Some of the shopkeepers benefited from his cargo, knowing that while the red panda drove hard bargains he could usually be counted on to be fair. After settling his last deal, Hao paused in front of Ninamuri’s, a small eatery run by a pair of Japanese. The place also sported a small bathhouse at the rear.
A nice hot bath – and the attendant young ladies – would be welcome.
The remains of a light snack sat on a small table beside the bathtub, and Hao sank back in the steaming water and sighed contentedly. The girl in the tub with him giggled as she leaned back as well, letting him rest his head on her shoulder as she rubbed his shoulders. One of his paws toyed with a glass half-full of whisky, and his ears twitched as the doorknob rattled.
His other paw tensed on his pistol as he said, “Come in.”
The door opened and one of the young felines who looked after the bath customers bowed to him, then stepped aside as a huge shadow filled the doorway. “Hao,” came a rumbling voice.
“Julius,” Hao said, relaxing just a bit, “come on in. How’ve you been doing? What brings you up here?”
Julius Malanakanakahea shrugged as he stepped into the room. The bull was a business acquaintance of Hao’s from Samoa, usually running a few illicit cargoes of weapons north to avoid the British or French colonial authorities. He had made quite a bit of money financing several sides of the latest blood feuds in New Tirana and other parts of the Albanian South Indies. “Business isn’t too shabby, Hao. I’m just passing through, on my way to Vanirge.”
“Vanirge? What do they want guns for down in Vanirge?”
“That’s not my business,” the Samoan said, wagging a finger the size of a bratwurst at the red panda. “I saw you come on in here, and thought I’d drop by to say hello. How’s your sister? Still married to that striped troublemaker?”
Hao grinned. Fang and Julius had fought several years ago (over Shin, by all accounts) and Julius had lost. The bull still carried a few scars across his nose from the Manchurian’s claws. “Yeah, she’s still married to Fang,” he chuckled. “Look, can I get you anything while you’re up here?”

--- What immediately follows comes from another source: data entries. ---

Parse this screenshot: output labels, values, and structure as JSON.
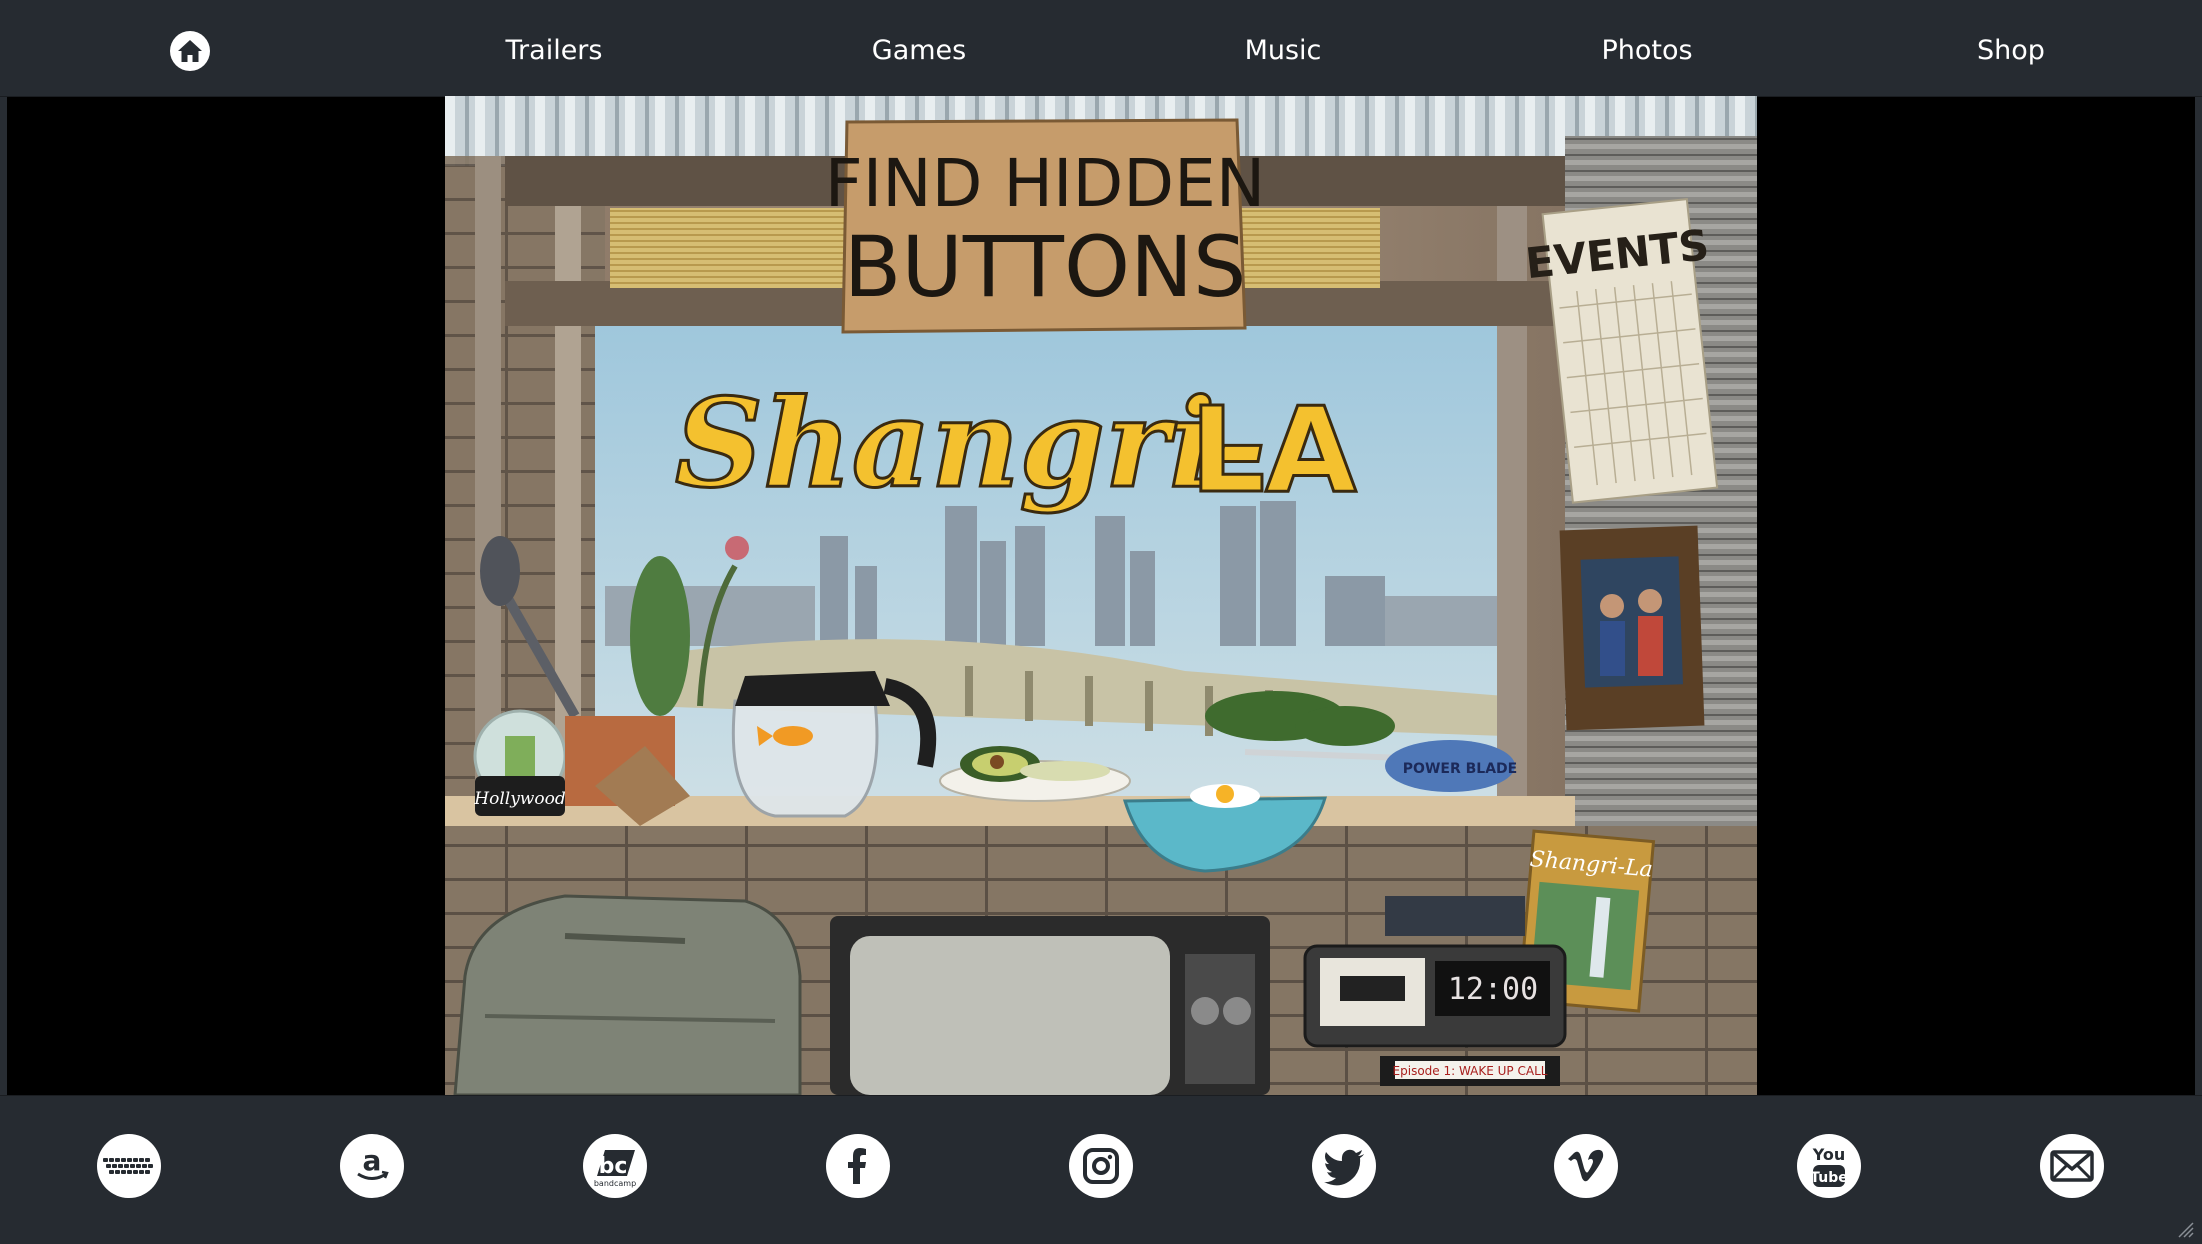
{
  "nav": {
    "home_icon": "home-icon",
    "items": [
      {
        "label": "Trailers"
      },
      {
        "label": "Games"
      },
      {
        "label": "Music"
      },
      {
        "label": "Photos"
      },
      {
        "label": "Shop"
      }
    ]
  },
  "scene": {
    "sign_line1": "FIND HIDDEN",
    "sign_line2": "BUTTONS",
    "title_script": "Shangri-",
    "title_caps": "LA",
    "calendar_title": "EVENTS",
    "snowglobe_text": "Hollywood",
    "clock_time": "12:00",
    "tape_label": "Episode 1: WAKE UP CALL",
    "book_title": "Shangri-La",
    "knife_brand": "POWER BLADE"
  },
  "social": [
    {
      "icon": "keyboard-icon"
    },
    {
      "icon": "amazon-icon"
    },
    {
      "icon": "bandcamp-icon",
      "text": "bc",
      "sub": "bandcamp"
    },
    {
      "icon": "facebook-icon"
    },
    {
      "icon": "instagram-icon"
    },
    {
      "icon": "twitter-icon"
    },
    {
      "icon": "vimeo-icon"
    },
    {
      "icon": "youtube-icon",
      "text1": "You",
      "text2": "Tube"
    },
    {
      "icon": "mail-icon"
    }
  ],
  "colors": {
    "bar": "#262b31",
    "title_yellow": "#f4c12f",
    "cardboard": "#c69c6b"
  }
}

The red panda cocked his head in thought. Julius flew a Fokker Trimotor, which made sense in view of his three hundred pound girth and the samples he generally carried. Once deals had been struck, the cargoes usually traveled by water. “Hmm. I think I know a guy who owes me a favor or two. Let me get dried off and we’ll go see him, okay?”

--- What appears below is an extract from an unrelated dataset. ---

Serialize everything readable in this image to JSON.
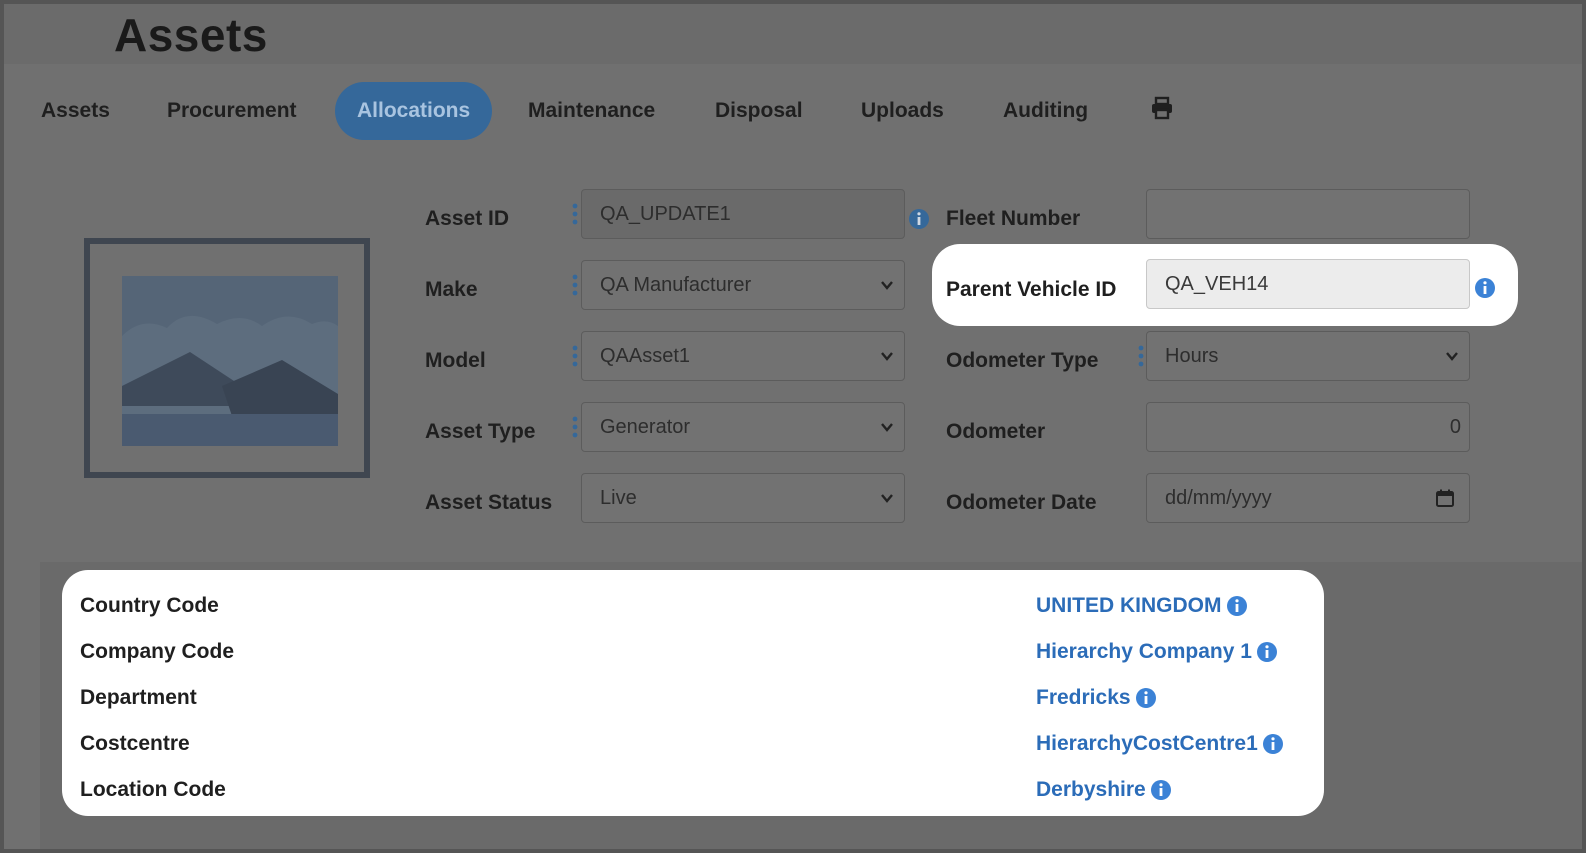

The Samoan nodded and slipped with surprising grace out of the doorway, closing the door behind him.
The next day saw Ni Hei fussing over the family’s K-85 while Jeff stowed a pair of suitcases and Hao looked on with a pair of dockpaws. The elder Ni poked around within the plane’s single Pratt and Whitney engine, then nodded. “It looks ready, and in good condition. You and the others have been taking good care of her, Hao,” he said as he slowly clambered down from the wing and wiped off his paws.
“Thank you, Father,” and Hao signaled to the others to cast off the lines that had held the plane fast to the dock.

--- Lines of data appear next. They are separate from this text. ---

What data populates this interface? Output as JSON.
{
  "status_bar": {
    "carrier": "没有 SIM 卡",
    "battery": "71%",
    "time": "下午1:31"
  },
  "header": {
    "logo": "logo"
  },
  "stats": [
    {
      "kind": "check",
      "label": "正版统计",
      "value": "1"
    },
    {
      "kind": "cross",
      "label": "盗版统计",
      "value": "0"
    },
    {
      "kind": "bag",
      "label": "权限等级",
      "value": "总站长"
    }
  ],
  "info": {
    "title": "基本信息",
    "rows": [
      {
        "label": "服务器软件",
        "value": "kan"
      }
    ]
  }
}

Hei strapped himself into the pilot’s seat and started the engine, cocking his head in a listening posture as he adjusted the fuel mixture to his satisfaction. Waving Hao to the copilot’s chair he started to taxi the plane out through the channel that had been dynamited through Krupmark’s barrier reef.
The Keystone-Loening soared into the air and slowly climbed to five thousand feet before Hei steered the plane toward Spontoon.
Hao relaxed. His father had been a licensed pilot for years, and this was his plane – but he still felt nervous when anyone else was flying. As the seaplane leveled off Hei sat back in his seat, smiling happily. “An excellent job taking care of her, Hao.”
The praise warmed him. “Well, some of the parts are getting harder to come by, which means paying more at Superior.”
“Really? Hmm, I may have to see about getting something newer, then. In the meantime, I’ll contact an agent and retain a lawyer when we get to Spontoon,” Hei replied. “It’s important that this be done properly,” noting the look of distaste on his youngest son’s muzzle.
“Yeah, but lawyers?” Hao asked.
“Lawyers are necessary in the legitimate world,” Hei reminded him.
“So’s government,” Hao grumbled, “but we don’t have to like it.”